What is the difference between GoodRelations and XML-based e-business standards?
XML-based e-business standards require a previous agreement between the publisher and the consumer and are thus not suited for the early stages of a business transaction, e.g. search for new suppliers. In practice, XML-based data interchange works well only between business parties
- who know each other and
- who do a minimum amount of business with each other.
Also, XML standards are often conceptually bound to a single vertical industry.
What is the difference between GoodRelations and feed formats for price comparison services?
See here for more details.
Where can I find a free SPARQL endpoint with all GoodRelations data from the Web?
There is currently no "Google-like" RDF repository that offers you free access to the whole Web via a convenient SPARQL endpoint.
Some public SPARQL endpoints offer a moderate amount of such data, see

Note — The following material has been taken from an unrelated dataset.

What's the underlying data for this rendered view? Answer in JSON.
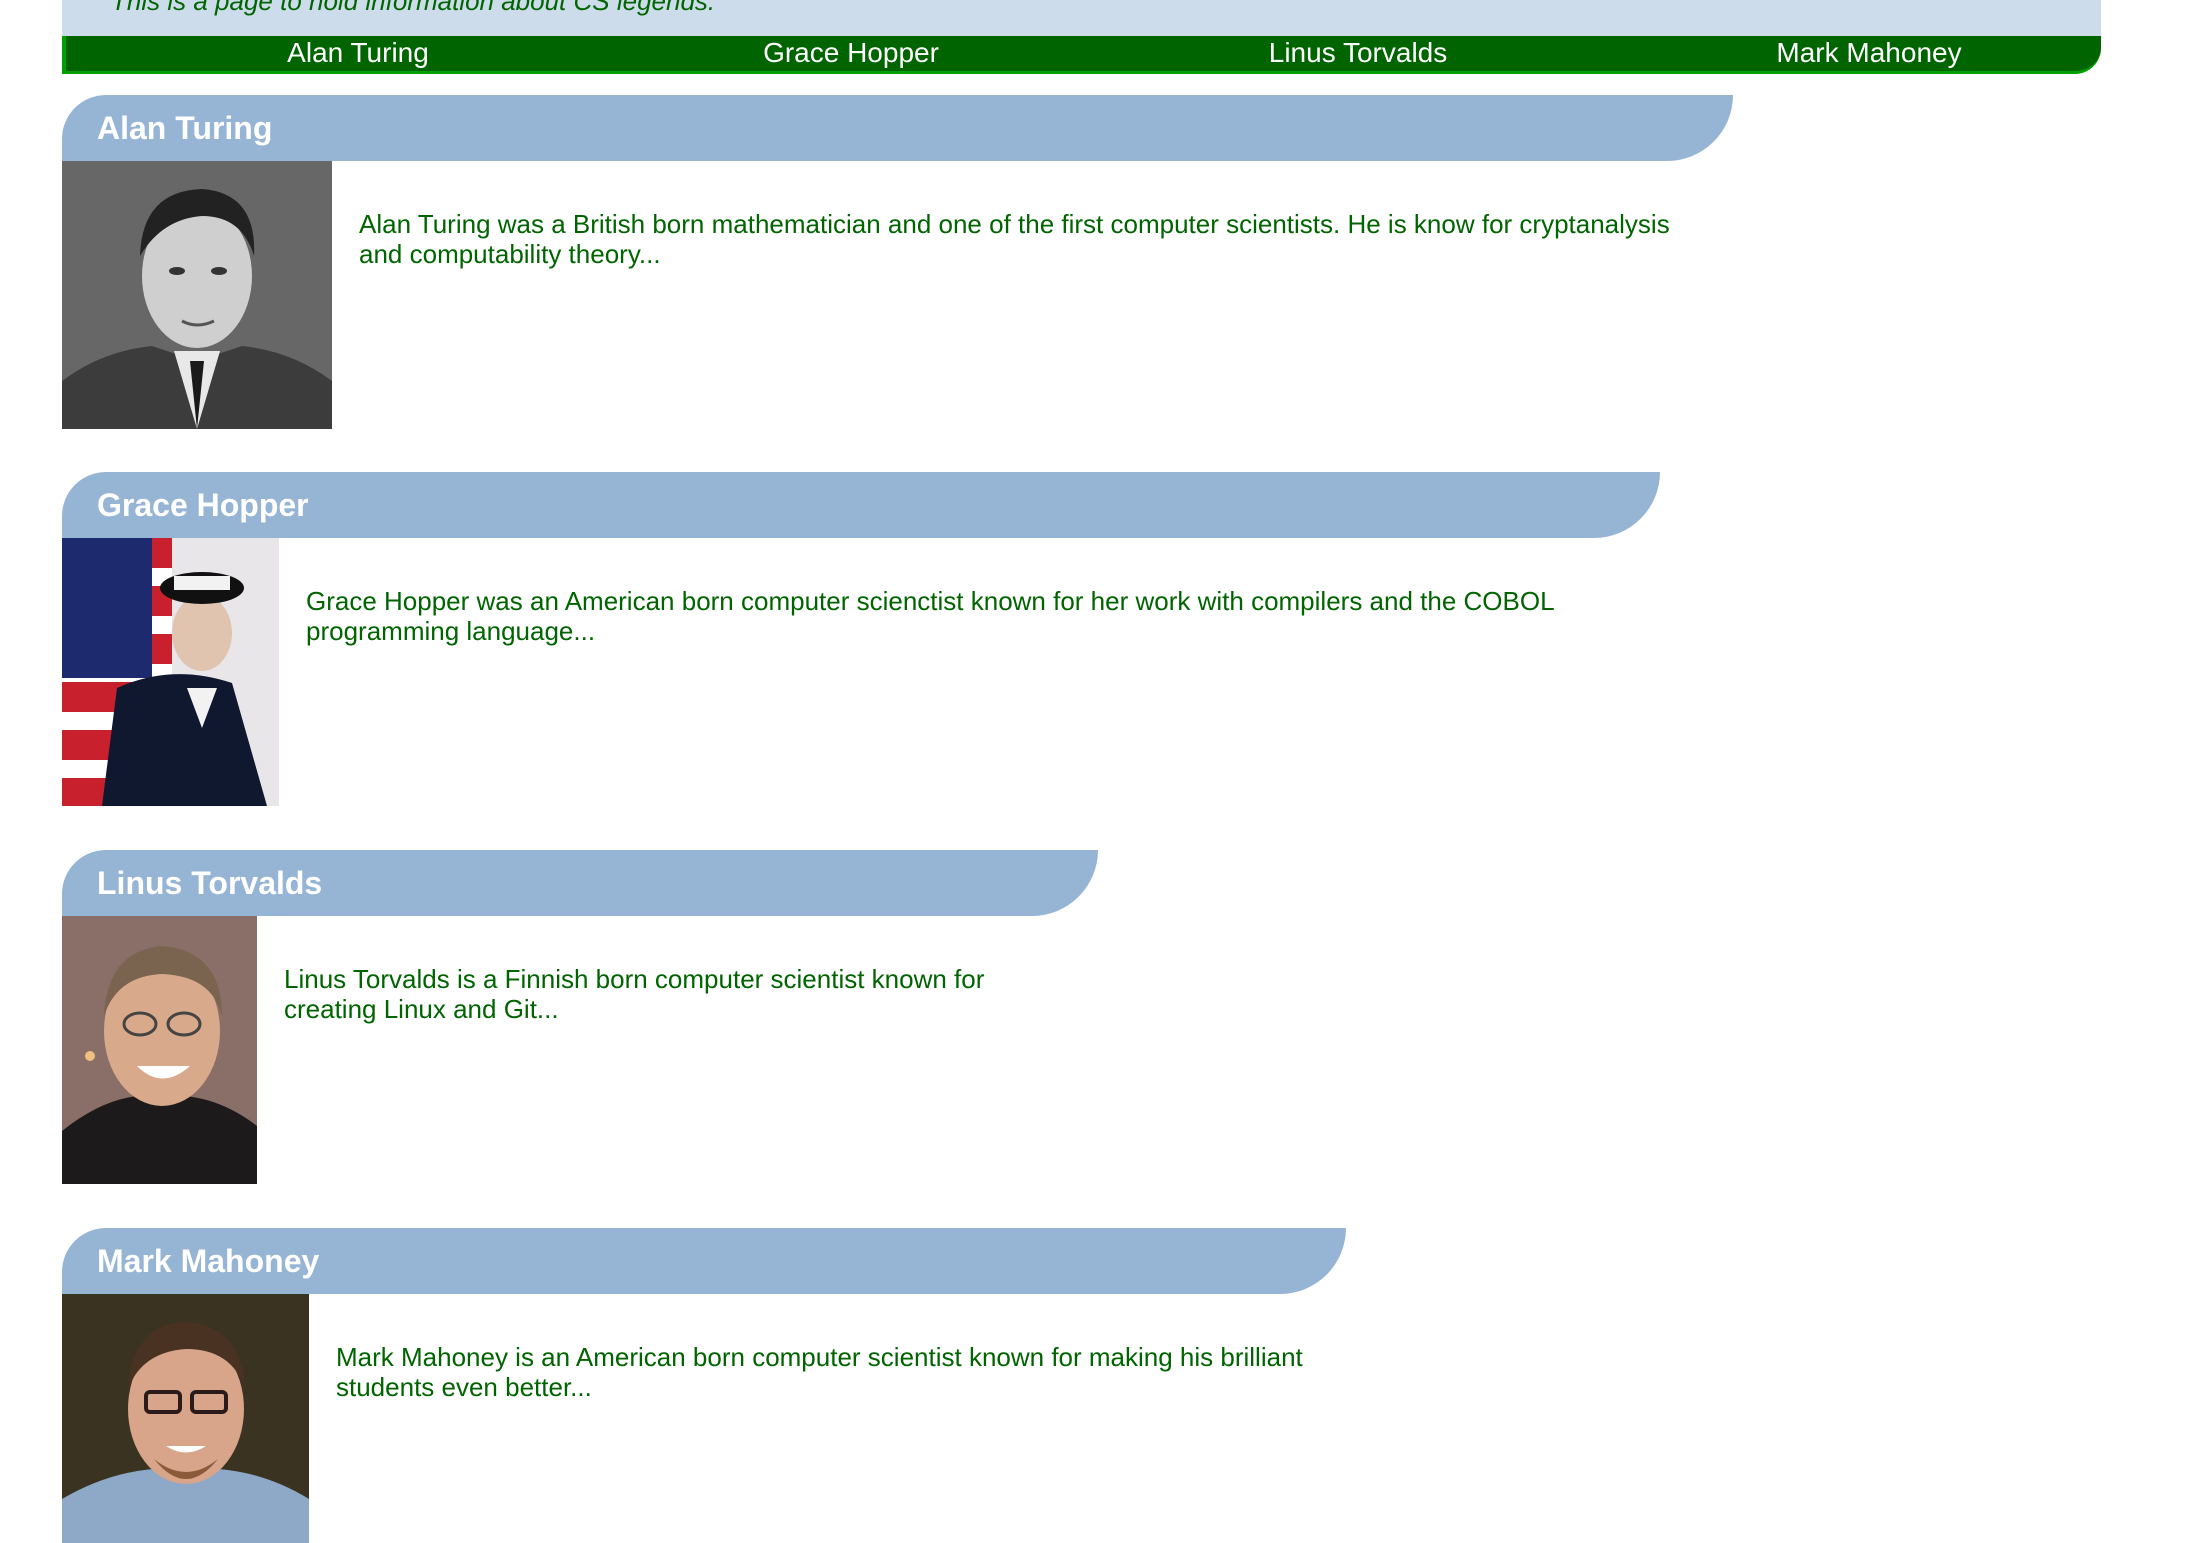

If this does not meet the needs for your application, you will have to crawl and cleanse the data yourself, e.g. from
Crawling, cleansing, and consolidating structured data at Web scale is a non-trivial task, so do not expect someone else to do it for you for free. It may be a good business idea to offer such a service.
Can I use GoodRelations in RDFa syntax with HTML5 and HTML 4.x markup?
Yes, no problem. RDFa does not depend on XHTML. See
- http://answers.semanticweb.com/questions/1187/can-i-use-the-html5-doctype-with-rdfa and
What kind of reasoning is required for GoodRelations?
GoodRelations is an OWL 1 DL compliant Web ontology, but it does not critically depend on any reasoning support at the client side. Having support for a subset of RDFS-style reasoning is useful yet not mandatory. In practice, your repository should support
- rdfs:subClassOf (transitive)
- rdfs:subPropertyOf (transitive)
Ideally, you would also have support for
There are also useful rules for handling GoodRelations data that require non-standard reasoning, but they can be easily implemented as SPARQL CONSTRUCT rules.
All text content and source code in the GoodRelations Wiki is available under a Creative Commons Attribution-ShareAlike 3.0 license. Images and other multimedia content in the Wiki may have differing licenses; see the respective meta-data pages for details.
For more information, see http://wiki.goodrelations-vocabulary.org/Licensing.